With the holidays fast approaching, and many children’s movies premiering, we have been considering taking our 2 ½ -year-old daughter to a movie theater for the first time. I’m apprehensive about her attention span, which often appears to be about that of a butterfly, though she has been improving since beginning preschool. Keeping her seated throughout an entire family meal, for instance, is a constant battle, as is sitting through a church service.
The topic of short attention spans does not escape my dog loving friends, either. While older dogs may be able to focus in on things for longer periods, younger dogs are often flighty and it can be a challenge to maintain their focus. Put young children together with young dogs and the challenge more than doubles!
To my students, I recommend that they keep their dogs’ training sessions to a maximum of 3-5 minutes in length. While many dogs can concentrate for longer than that, the majority – particularly the younger dogs – start to show what we call “displacement behaviors” such as scratching at imaginary fleas, or suddenly finding some interesting smell on the ground directly in front of them when they are feeling overly pressured. Additionally, for the dog to want to work, it is ideal to keep sessions short, leaving the dog wanting more, rather than working them to mental exhaustion.

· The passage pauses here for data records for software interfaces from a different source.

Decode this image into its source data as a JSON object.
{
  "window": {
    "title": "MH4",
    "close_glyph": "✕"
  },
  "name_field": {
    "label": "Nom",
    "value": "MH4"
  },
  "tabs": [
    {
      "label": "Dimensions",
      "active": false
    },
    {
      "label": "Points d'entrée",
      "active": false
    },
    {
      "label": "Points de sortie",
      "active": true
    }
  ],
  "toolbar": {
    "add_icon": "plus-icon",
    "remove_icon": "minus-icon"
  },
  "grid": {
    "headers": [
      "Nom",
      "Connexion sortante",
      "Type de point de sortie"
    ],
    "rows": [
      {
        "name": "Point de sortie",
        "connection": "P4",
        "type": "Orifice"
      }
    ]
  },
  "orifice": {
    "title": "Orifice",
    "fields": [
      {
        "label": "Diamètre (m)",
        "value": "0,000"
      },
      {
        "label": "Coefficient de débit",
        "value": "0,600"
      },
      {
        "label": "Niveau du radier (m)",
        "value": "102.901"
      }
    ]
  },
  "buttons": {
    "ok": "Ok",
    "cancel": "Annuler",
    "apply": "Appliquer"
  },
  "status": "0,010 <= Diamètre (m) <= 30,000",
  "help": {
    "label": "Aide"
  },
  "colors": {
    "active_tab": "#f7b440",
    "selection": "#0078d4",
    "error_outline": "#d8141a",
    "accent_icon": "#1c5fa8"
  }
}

Similarly, time outs, for those who use them, should also be relatively short. For a child, it is recommended to time them out for as many minutes as their age in years. For dogs, a 30-second to 2-minute time out suffices. Given that dogs are estimated to have the intelligence of approximately two-year-old children, this certainly makes sense.
But what about working with children and dogs together? When I take my daughter to sports practices such as agility and flyball, I make certain to bring a variety of toys along to keep her entertained. For while she loves watching the dogs work, she can only focus on them for so long before she becomes bored and looks for other things to do. So I do my best to divide my time between her and the dogs so that I can keep everyone appropriately occupied throughout the training sessions.
As mentioned above, to teach my dogs to increase their attention spans, I try to leave them wanting more of the things that I like to do with them, such as flyball, agility, and tug games. I’m not certain that this will work with a toddler, but it is a harmless tactic that may be worth a try. Meanwhile, I’ll monitor her attention span, along with my dogs’, and attempt not to bore them all too much with my desire to keep on working.